Objectives: The objectives of this paper are to compare in a multicenter setting patterns of regional cortical thickness in patients with relapsing–remitting multiple sclerosis (RRMS) and cognitive impairment (CI) and those cognitively preserved (CP), and explore the relationship between cortical thinning and cognitive performance. Methods: T1-weighted isotropic brain scans were collected at 3T from seven European centers in 60 RRMS patients and 65 healthy controls (HCs). Patients underwent clinical and neuropsychological examinations. Cortical thickness (CTh) measures were calculated using FreeSurfer (failing in four) and both lobar and vertex-based general linear model (GLM) analyses were compared between study groups. Results: Twenty (36%) MS patients were classified as CI. Mean global CTh was smaller in RRMS patients compared to HCs (left 2.43 vs. 2.53 mm, right 2.44 vs. 2.54 mm, p < 0.001). Multivariate GLM regional analysis showed significantly more temporal thinning in CI compared to CP patients. Verbal memory scores correlated to regional cortical thinning in the insula whereas visual memory scores correlated to parietal thinning. Conclusions: This multicenter study showed mild global cortical thinning in RRMS. The extent of thinning is less pronounced than previously reported. Only subtle regional differences between CI and CP patients were observed, some of which related to specific cognitive domains.

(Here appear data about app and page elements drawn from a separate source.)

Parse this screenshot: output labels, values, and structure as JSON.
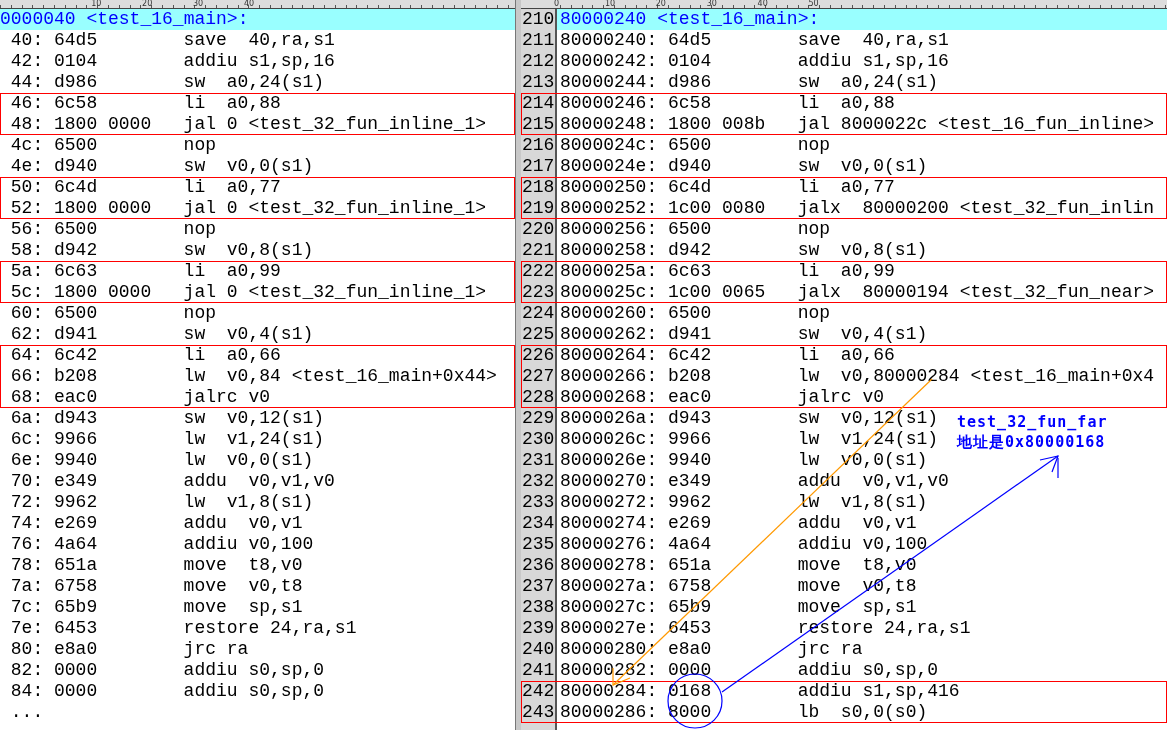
{
  "left_pane": {
    "ruler": [
      "10",
      "20",
      "30",
      "40"
    ],
    "header": "0000040 <test_16_main>:",
    "blocks": [
      {
        "boxed": false,
        "rows": [
          {
            "address": "40:",
            "hex": "64d5",
            "instruction": "save  40,ra,s1"
          },
          {
            "address": "42:",
            "hex": "0104",
            "instruction": "addiu s1,sp,16"
          },
          {
            "address": "44:",
            "hex": "d986",
            "instruction": "sw  a0,24(s1)"
          }
        ]
      },
      {
        "boxed": true,
        "rows": [
          {
            "address": "46:",
            "hex": "6c58",
            "instruction": "li  a0,88"
          },
          {
            "address": "48:",
            "hex": "1800 0000",
            "instruction": "jal 0 <test_32_fun_inline_1>"
          }
        ]
      },
      {
        "boxed": false,
        "rows": [
          {
            "address": "4c:",
            "hex": "6500",
            "instruction": "nop"
          },
          {
            "address": "4e:",
            "hex": "d940",
            "instruction": "sw  v0,0(s1)"
          }
        ]
      },
      {
        "boxed": true,
        "rows": [
          {
            "address": "50:",
            "hex": "6c4d",
            "instruction": "li  a0,77"
          },
          {
            "address": "52:",
            "hex": "1800 0000",
            "instruction": "jal 0 <test_32_fun_inline_1>"
          }
        ]
      },
      {
        "boxed": false,
        "rows": [
          {
            "address": "56:",
            "hex": "6500",
            "instruction": "nop"
          },
          {
            "address": "58:",
            "hex": "d942",
            "instruction": "sw  v0,8(s1)"
          }
        ]
      },
      {
        "boxed": true,
        "rows": [
          {
            "address": "5a:",
            "hex": "6c63",
            "instruction": "li  a0,99"
          },
          {
            "address": "5c:",
            "hex": "1800 0000",
            "instruction": "jal 0 <test_32_fun_inline_1>"
          }
        ]
      },
      {
        "boxed": false,
        "rows": [
          {
            "address": "60:",
            "hex": "6500",
            "instruction": "nop"
          },
          {
            "address": "62:",
            "hex": "d941",
            "instruction": "sw  v0,4(s1)"
          }
        ]
      },
      {
        "boxed": true,
        "rows": [
          {
            "address": "64:",
            "hex": "6c42",
            "instruction": "li  a0,66"
          },
          {
            "address": "66:",
            "hex": "b208",
            "instruction": "lw  v0,84 <test_16_main+0x44>"
          },
          {
            "address": "68:",
            "hex": "eac0",
            "instruction": "jalrc v0"
          }
        ]
      },
      {
        "boxed": false,
        "rows": [
          {
            "address": "6a:",
            "hex": "d943",
            "instruction": "sw  v0,12(s1)"
          },
          {
            "address": "6c:",
            "hex": "9966",
            "instruction": "lw  v1,24(s1)"
          },
          {
            "address": "6e:",
            "hex": "9940",
            "instruction": "lw  v0,0(s1)"
          },
          {
            "address": "70:",
            "hex": "e349",
            "instruction": "addu  v0,v1,v0"
          },
          {
            "address": "72:",
            "hex": "9962",
            "instruction": "lw  v1,8(s1)"
          },
          {
            "address": "74:",
            "hex": "e269",
            "instruction": "addu  v0,v1"
          },
          {
            "address": "76:",
            "hex": "4a64",
            "instruction": "addiu v0,100"
          },
          {
            "address": "78:",
            "hex": "651a",
            "instruction": "move  t8,v0"
          },
          {
            "address": "7a:",
            "hex": "6758",
            "instruction": "move  v0,t8"
          },
          {
            "address": "7c:",
            "hex": "65b9",
            "instruction": "move  sp,s1"
          },
          {
            "address": "7e:",
            "hex": "6453",
            "instruction": "restore 24,ra,s1"
          },
          {
            "address": "80:",
            "hex": "e8a0",
            "instruction": "jrc ra"
          },
          {
            "address": "82:",
            "hex": "0000",
            "instruction": "addiu s0,sp,0"
          },
          {
            "address": "84:",
            "hex": "0000",
            "instruction": "addiu s0,sp,0"
          }
        ]
      }
    ],
    "trailer": "..."
  },
  "right_pane": {
    "ruler": [
      "0",
      "10",
      "20",
      "30",
      "40",
      "50"
    ],
    "header": {
      "line": "210",
      "text": "80000240 <test_16_main>:"
    },
    "blocks": [
      {
        "boxed": false,
        "rows": [
          {
            "line": "211",
            "address": "80000240:",
            "hex": "64d5",
            "instruction": "save  40,ra,s1"
          },
          {
            "line": "212",
            "address": "80000242:",
            "hex": "0104",
            "instruction": "addiu s1,sp,16"
          },
          {
            "line": "213",
            "address": "80000244:",
            "hex": "d986",
            "instruction": "sw  a0,24(s1)"
          }
        ]
      },
      {
        "boxed": true,
        "rows": [
          {
            "line": "214",
            "address": "80000246:",
            "hex": "6c58",
            "instruction": "li  a0,88"
          },
          {
            "line": "215",
            "address": "80000248:",
            "hex": "1800 008b",
            "instruction": "jal 8000022c <test_16_fun_inline>"
          }
        ]
      },
      {
        "boxed": false,
        "rows": [
          {
            "line": "216",
            "address": "8000024c:",
            "hex": "6500",
            "instruction": "nop"
          },
          {
            "line": "217",
            "address": "8000024e:",
            "hex": "d940",
            "instruction": "sw  v0,0(s1)"
          }
        ]
      },
      {
        "boxed": true,
        "rows": [
          {
            "line": "218",
            "address": "80000250:",
            "hex": "6c4d",
            "instruction": "li  a0,77"
          },
          {
            "line": "219",
            "address": "80000252:",
            "hex": "1c00 0080",
            "instruction": "jalx  80000200 <test_32_fun_inlin"
          }
        ]
      },
      {
        "boxed": false,
        "rows": [
          {
            "line": "220",
            "address": "80000256:",
            "hex": "6500",
            "instruction": "nop"
          },
          {
            "line": "221",
            "address": "80000258:",
            "hex": "d942",
            "instruction": "sw  v0,8(s1)"
          }
        ]
      },
      {
        "boxed": true,
        "rows": [
          {
            "line": "222",
            "address": "8000025a:",
            "hex": "6c63",
            "instruction": "li  a0,99"
          },
          {
            "line": "223",
            "address": "8000025c:",
            "hex": "1c00 0065",
            "instruction": "jalx  80000194 <test_32_fun_near>"
          }
        ]
      },
      {
        "boxed": false,
        "rows": [
          {
            "line": "224",
            "address": "80000260:",
            "hex": "6500",
            "instruction": "nop"
          },
          {
            "line": "225",
            "address": "80000262:",
            "hex": "d941",
            "instruction": "sw  v0,4(s1)"
          }
        ]
      },
      {
        "boxed": true,
        "rows": [
          {
            "line": "226",
            "address": "80000264:",
            "hex": "6c42",
            "instruction": "li  a0,66"
          },
          {
            "line": "227",
            "address": "80000266:",
            "hex": "b208",
            "instruction": "lw  v0,80000284 <test_16_main+0x4"
          },
          {
            "line": "228",
            "address": "80000268:",
            "hex": "eac0",
            "instruction": "jalrc v0"
          }
        ]
      },
      {
        "boxed": false,
        "rows": [
          {
            "line": "229",
            "address": "8000026a:",
            "hex": "d943",
            "instruction": "sw  v0,12(s1)"
          },
          {
            "line": "230",
            "address": "8000026c:",
            "hex": "9966",
            "instruction": "lw  v1,24(s1)"
          },
          {
            "line": "231",
            "address": "8000026e:",
            "hex": "9940",
            "instruction": "lw  v0,0(s1)"
          },
          {
            "line": "232",
            "address": "80000270:",
            "hex": "e349",
            "instruction": "addu  v0,v1,v0"
          },
          {
            "line": "233",
            "address": "80000272:",
            "hex": "9962",
            "instruction": "lw  v1,8(s1)"
          },
          {
            "line": "234",
            "address": "80000274:",
            "hex": "e269",
            "instruction": "addu  v0,v1"
          },
          {
            "line": "235",
            "address": "80000276:",
            "hex": "4a64",
            "instruction": "addiu v0,100"
          },
          {
            "line": "236",
            "address": "80000278:",
            "hex": "651a",
            "instruction": "move  t8,v0"
          },
          {
            "line": "237",
            "address": "8000027a:",
            "hex": "6758",
            "instruction": "move  v0,t8"
          },
          {
            "line": "238",
            "address": "8000027c:",
            "hex": "65b9",
            "instruction": "move  sp,s1"
          },
          {
            "line": "239",
            "address": "8000027e:",
            "hex": "6453",
            "instruction": "restore 24,ra,s1"
          },
          {
            "line": "240",
            "address": "80000280:",
            "hex": "e8a0",
            "instruction": "jrc ra"
          },
          {
            "line": "241",
            "address": "80000282:",
            "hex": "0000",
            "instruction": "addiu s0,sp,0"
          }
        ]
      },
      {
        "boxed": true,
        "rows": [
          {
            "line": "242",
            "address": "80000284:",
            "hex": "0168",
            "instruction": "addiu s1,sp,416"
          },
          {
            "line": "243",
            "address": "80000286:",
            "hex": "8000",
            "instruction": "lb  s0,0(s0)"
          }
        ]
      }
    ]
  },
  "annotation": {
    "lines": [
      "test_32_fun_far",
      "地址是0x80000168"
    ]
  }
}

|Publication status||Published - Jun 2016|
- Multiple sclerosis
- cognitive impairment
- cortical atrophy